I found spending money almost as stressful as eating. It was horrid. Proper panic and fear at even the thought of buying someone else a present. Then a ton of guilt because I couldn’t understand why I was so mean and tight.
Turns out, now that I am recovered I just love to buy things for people again.
Some sufferers report binge spending behaviour, so we differ in our expressions of this affect of the eating disorder in the same way that some people binge eat and others purely restrict etc.
Anyhow, this is relevant as it adds more stress to this particular holiday than any other. Part of your recovery efforts may be to challenge this affect and set yourself minimum spending limits. However, if you simply cannot tackle the food stress and the spending stress (if it exists, as not all sufferers experience spending stress) at once, then you can compromise by crafting presents this year instead.
Crafting presents is amazing because:
- It is therapeutic to make, build, create gifts.
- It acts as a distraction.
- It reduces your overall stress level if spending money created stress for you.
- It is something that you can do with other people.
- Your friends and family will be very touched at such thoughtful gifts.
Caregivers/Parents/Partners Tip: If you think that spending anxiety may be a problem, consider bringing it up. Remember that most sufferers have no idea it is a symptom that many people with eating disorders experience so have one of the blog posts above at the ready to back you up. Often the sheer process of recognizing and talking about it is a relief in itself for sufferers.

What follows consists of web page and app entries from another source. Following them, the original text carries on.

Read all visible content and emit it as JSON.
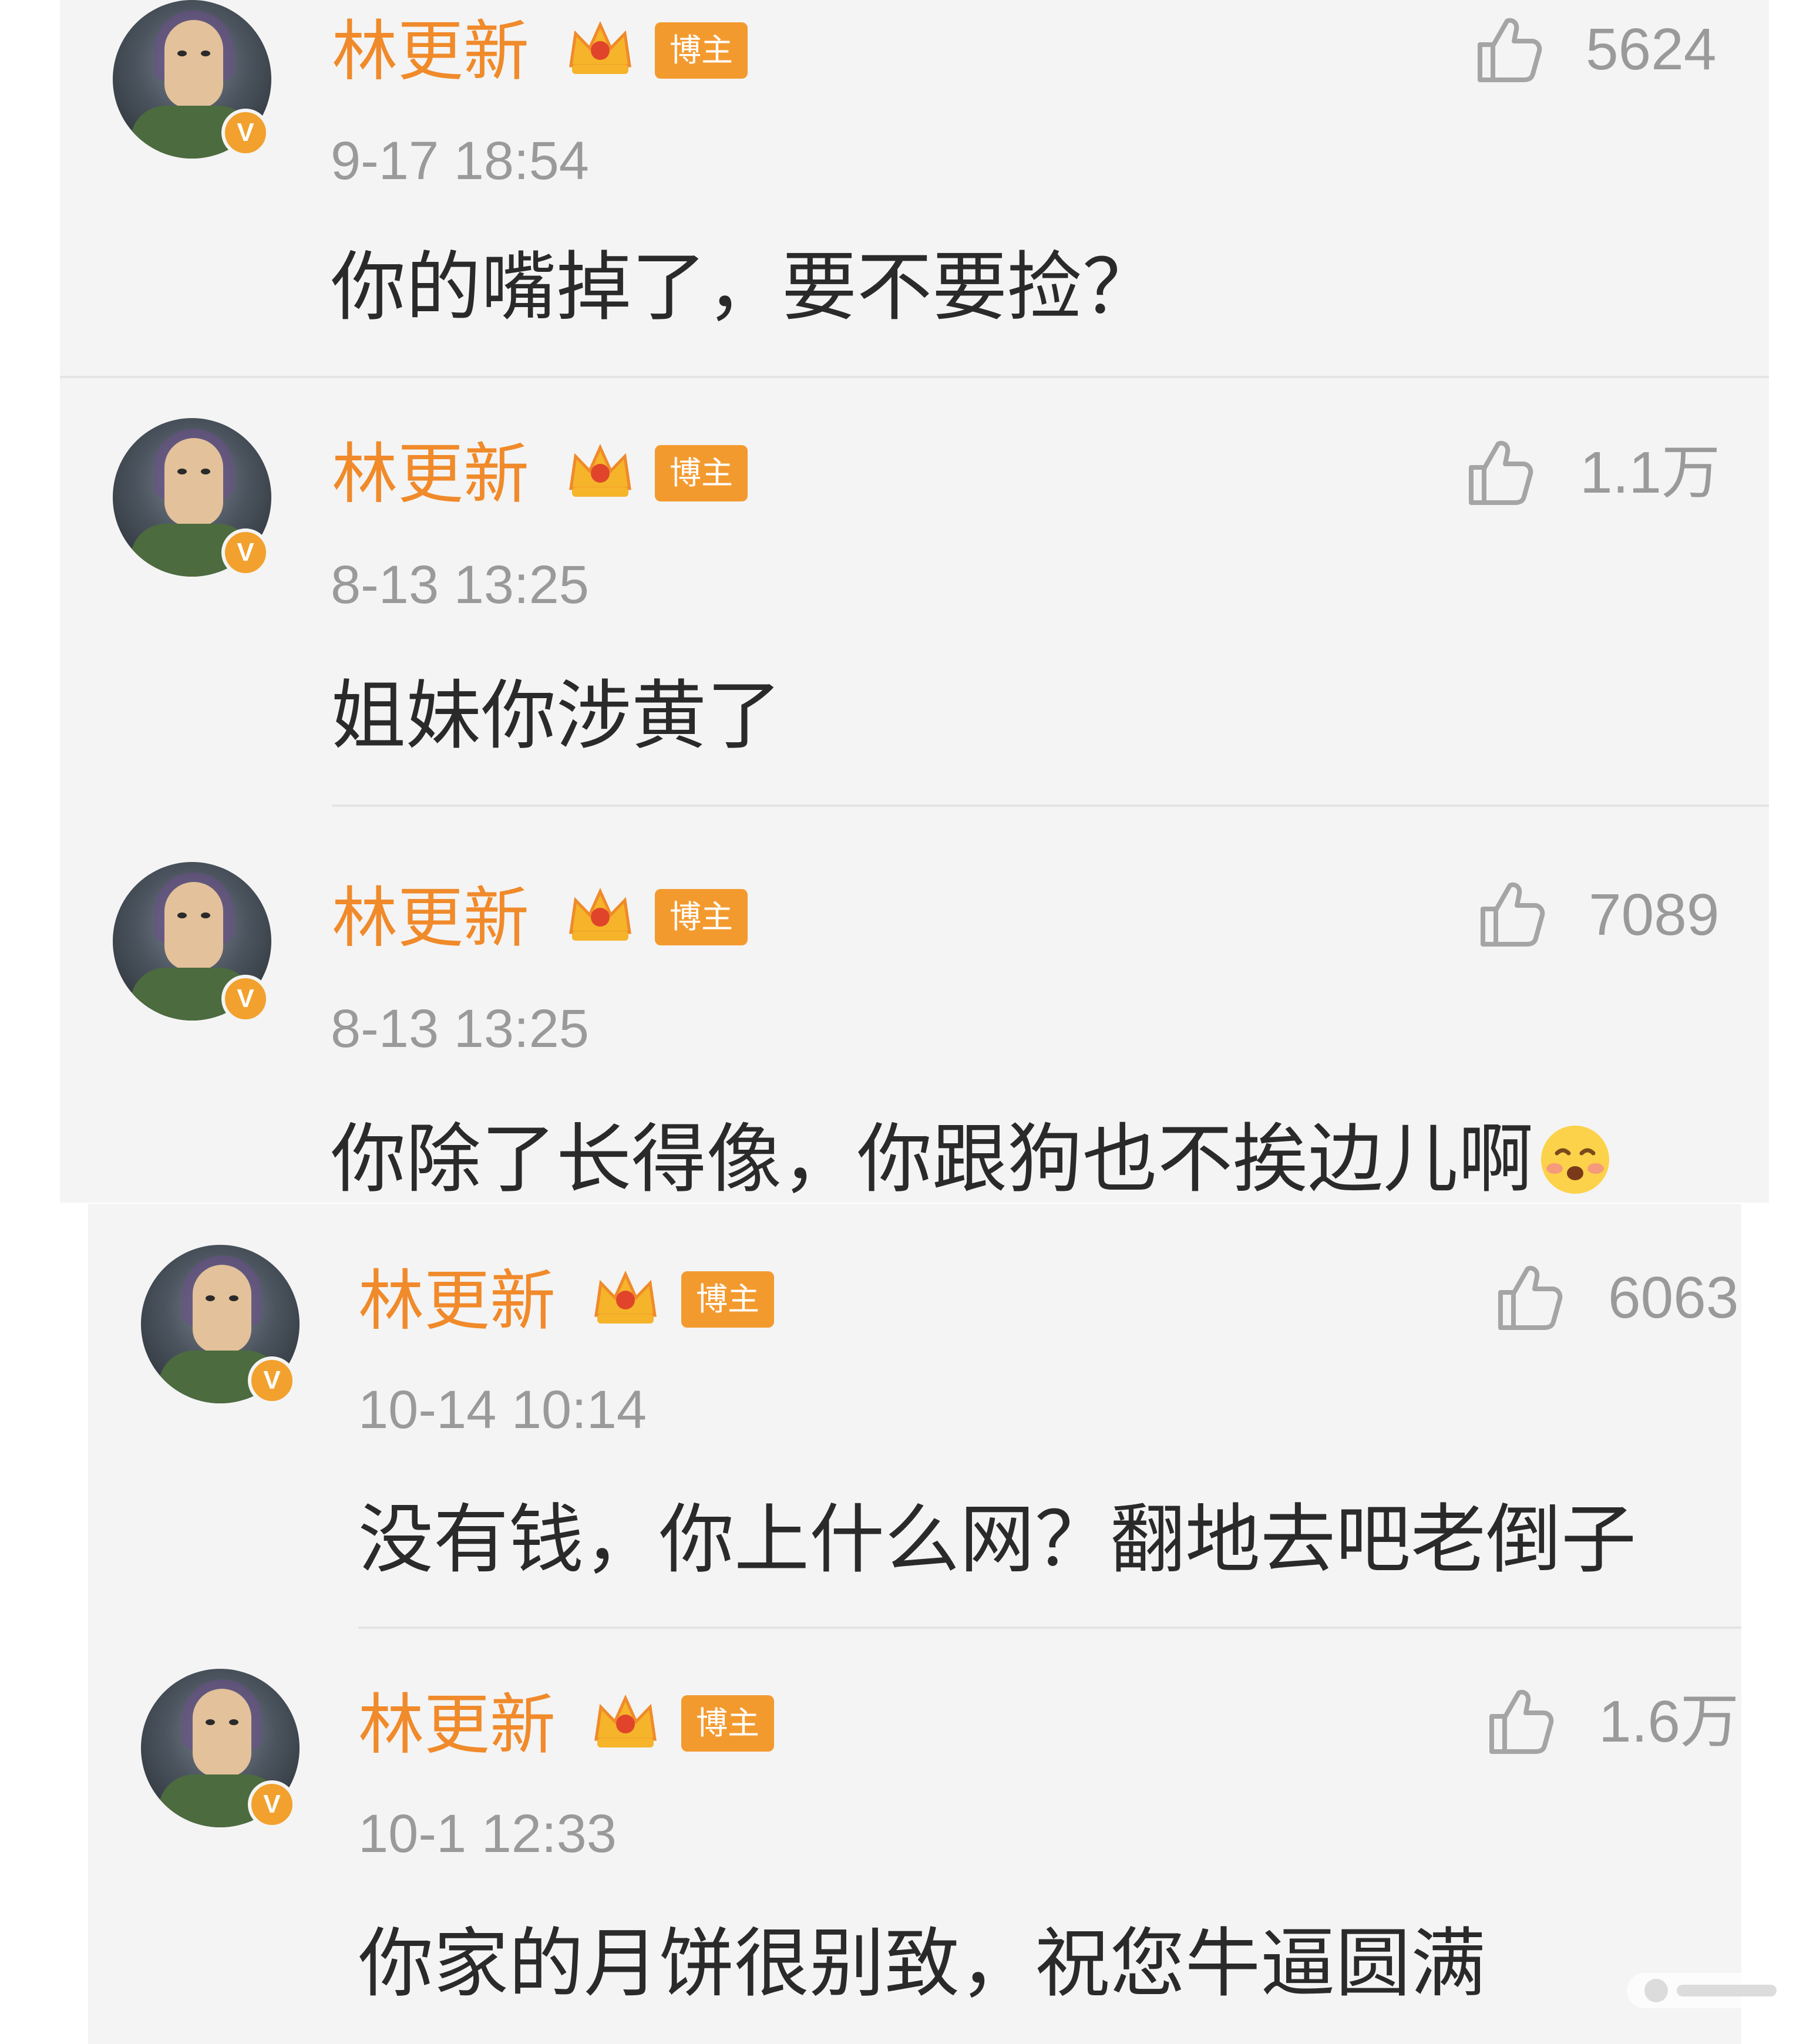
{
  "comments": [
    {
      "username": "林更新",
      "role_badge": "博主",
      "timestamp": "9-17 18:54",
      "likes": "5624",
      "text": "你的嘴掉了，要不要捡？"
    },
    {
      "username": "林更新",
      "role_badge": "博主",
      "timestamp": "8-13 13:25",
      "likes": "1.1万",
      "text": "姐妹你涉黄了"
    },
    {
      "username": "林更新",
      "role_badge": "博主",
      "timestamp": "8-13 13:25",
      "likes": "7089",
      "text": "你除了长得像，你跟狗也不挨边儿啊",
      "emoji": "blushing-face-emoji"
    },
    {
      "username": "林更新",
      "role_badge": "博主",
      "timestamp": "10-14 10:14",
      "likes": "6063",
      "text": "没有钱，你上什么网？翻地去吧老倒子"
    },
    {
      "username": "林更新",
      "role_badge": "博主",
      "timestamp": "10-1 12:33",
      "likes": "1.6万",
      "text": "你家的月饼很别致，祝您牛逼圆满"
    }
  ],
  "verified_badge": "V",
  "icons": {
    "like": "thumbs-up-icon",
    "crown": "crown-icon",
    "verified": "verified-v-icon"
  },
  "colors": {
    "username": "#f08a2a",
    "badge": "#f39a2f",
    "timestamp": "#9a9a9a",
    "text": "#2a2a2a",
    "panel": "#f4f4f4"
  }
}
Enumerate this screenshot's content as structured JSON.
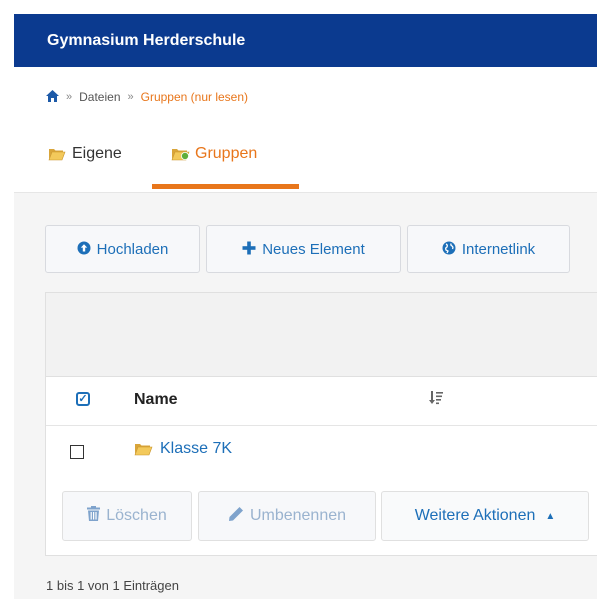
{
  "header": {
    "title": "Gymnasium Herderschule"
  },
  "breadcrumb": {
    "separator": "»",
    "items": [
      "Dateien",
      "Gruppen (nur lesen)"
    ]
  },
  "tabs": [
    {
      "label": "Eigene",
      "active": false
    },
    {
      "label": "Gruppen",
      "active": true
    }
  ],
  "toolbar": {
    "upload_label": "Hochladen",
    "new_label": "Neues Element",
    "link_label": "Internetlink"
  },
  "table": {
    "columns": [
      "Name"
    ],
    "rows": [
      {
        "name": "Klasse 7K",
        "type": "folder"
      }
    ]
  },
  "actions": {
    "delete_label": "Löschen",
    "rename_label": "Umbenennen",
    "more_label": "Weitere Aktionen"
  },
  "footer": {
    "info": "1 bis 1 von 1 Einträgen"
  },
  "colors": {
    "brand": "#0b3a8f",
    "accent": "#e8761b",
    "link": "#1d6fb8"
  }
}
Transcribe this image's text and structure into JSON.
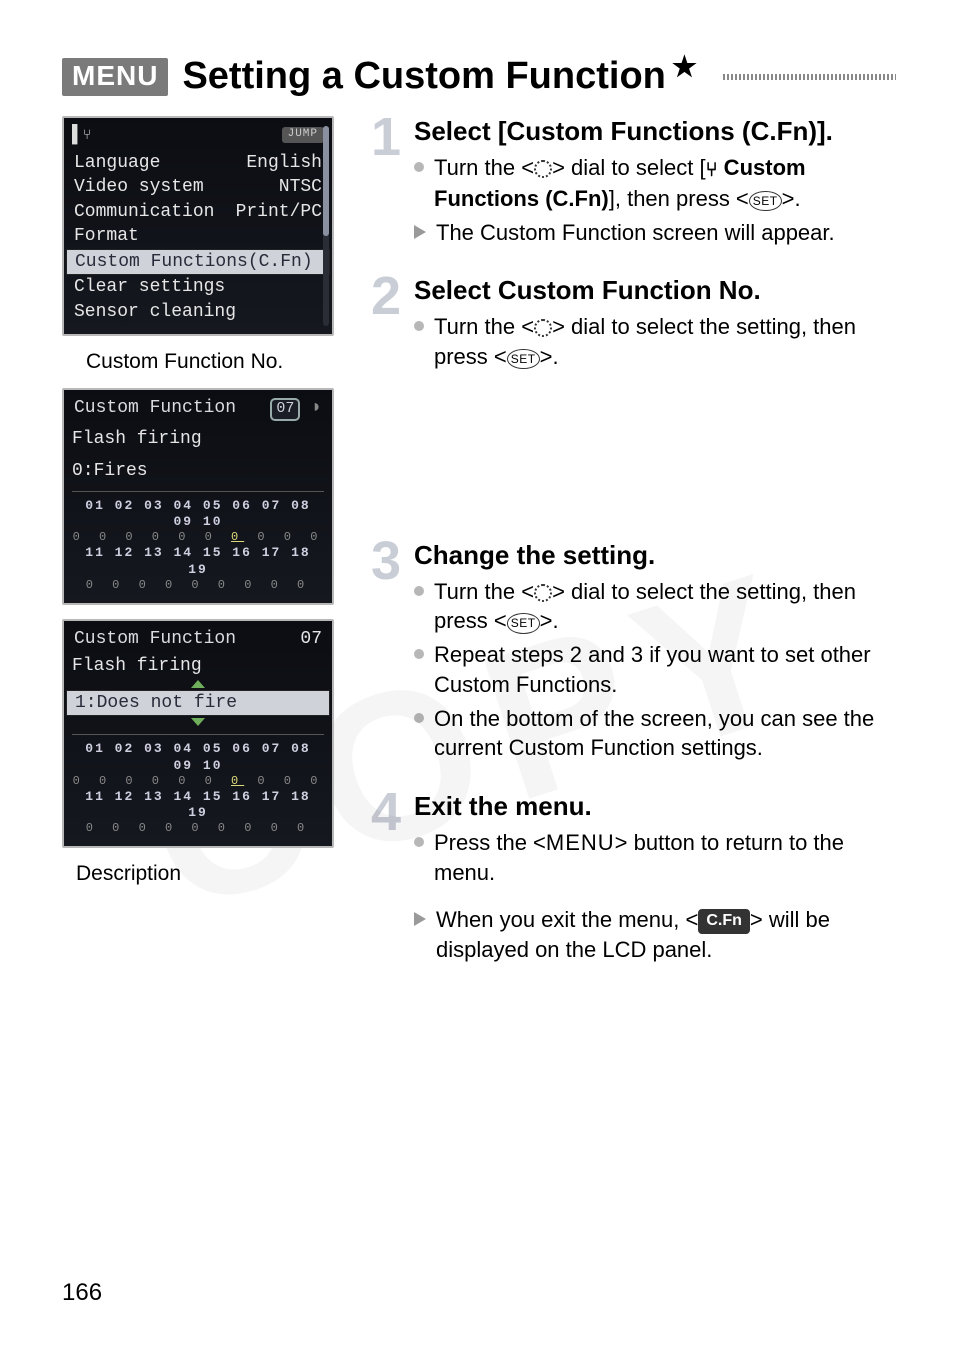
{
  "title": {
    "menu_badge": "MENU",
    "text": "Setting a Custom Function",
    "star": "★"
  },
  "lcd_menu": {
    "jump": "JUMP",
    "rows": [
      {
        "label": "Language",
        "value": "English"
      },
      {
        "label": "Video system",
        "value": "NTSC"
      },
      {
        "label": "Communication",
        "value": "Print/PC"
      },
      {
        "label": "Format",
        "value": ""
      },
      {
        "label": "Custom Functions(C.Fn)",
        "value": "",
        "selected": true
      },
      {
        "label": "Clear settings",
        "value": ""
      },
      {
        "label": "Sensor cleaning",
        "value": ""
      }
    ]
  },
  "caption_cfno": "Custom Function No.",
  "lcd_cf1": {
    "title": "Custom Function",
    "number": "07",
    "name": "Flash firing",
    "value": "0:Fires",
    "matrix_top": "01 02 03 04 05 06 07 08 09 10",
    "matrix_bottom": "11 12 13 14 15 16 17 18 19"
  },
  "lcd_cf2": {
    "title": "Custom Function",
    "number": "07",
    "name": "Flash firing",
    "value": "1:Does not fire",
    "matrix_top": "01 02 03 04 05 06 07 08 09 10",
    "matrix_bottom": "11 12 13 14 15 16 17 18 19"
  },
  "caption_desc": "Description",
  "steps": {
    "s1": {
      "title": "Select [Custom Functions (C.Fn)].",
      "b1a": "Turn the <",
      "b1b": "> dial to select [",
      "b1c": " Custom Functions (C.Fn)",
      "b1d": "], then press <",
      "b1e": ">.",
      "b2": "The Custom Function screen will appear."
    },
    "s2": {
      "title": "Select Custom Function No.",
      "b1a": "Turn the <",
      "b1b": "> dial to select the setting, then press <",
      "b1c": ">."
    },
    "s3": {
      "title": "Change the setting.",
      "b1a": "Turn the <",
      "b1b": "> dial to select the setting, then press <",
      "b1c": ">.",
      "b2": "Repeat steps 2 and 3 if you want to set other Custom Functions.",
      "b3": "On the bottom of the screen, you can see the current Custom Function settings."
    },
    "s4": {
      "title": "Exit the menu.",
      "b1a": "Press the <",
      "b1b": "> button to return to the menu.",
      "menu_word": "MENU",
      "b2a": "When you exit the menu, <",
      "b2b": "> will be displayed on the LCD panel.",
      "cfn_badge": "C.Fn"
    }
  },
  "icons": {
    "set": "SET",
    "tools": "⑂"
  },
  "page_number": "166",
  "watermark": "COPY"
}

6. Be frank about the impact that a Traditional Christmas may have on your recovery
Sometimes you simply have to weigh up the potential stress against the potential benefit. If you are underweight, weight gain is a priority that trumps everything else. Sit down with your EDCP or partner and have a frank discussion about where you are physically and mentally and if you might consider skipping the traditional Christmas this year altogether.
If you had cancer, would your extended family blame you for skipping the Christmas Day meal if it was counterproductive to your treatment?
Eating disorder recovery needs to be the priority. You have to put weight restoration and your mental health first. If you skip the family meal this year and opt instead for a quiet dinner with your partner at home because you know that is all you can handle then think of it as an investment. By putting your recovery first, you are increasing the chances that next year you will be in a solid place of recovery and you will be able to really enjoy that big ‘ol family Christmas.
Also, that’s not to say that you can’t celebrate Christmas. You can, just make it a smaller affair with less pressure.
Caregivers/Parents/Partners Tip: Make it very clear to the sufferer that their recovery is a priority and whatever you do, if you think that a smaller quieter affair is what is needed then you make the call to veto the big family gathering. Take lengths to make sure the sufferer doesn’t feel guilty for “ruining” your Christmas (because the eating disorder will pull that one on them). You can actually turn this into a really special and different day by planning something much smaller and more intimate at home.
Be Proactive. Plan. Conquer!
As adults with eating disorders we have to advocate for our own recovery. While it is not your fault if you have an eating disorder, you and only you can control your recovery. A victim mentality will not get you into recovery, and it will not make Christmas an enjoyable event for you this year. You have three weeks to focus and put your effort into not only making this holiday an eating disorder victory for you, but also using it to motivate you to take bigger steps in your recovery process.
Share with me how you are planning to conquer over ED this Christmas in the comments or you can tweet at me. I want to know what you are doing, where you are struggling, and how I can help.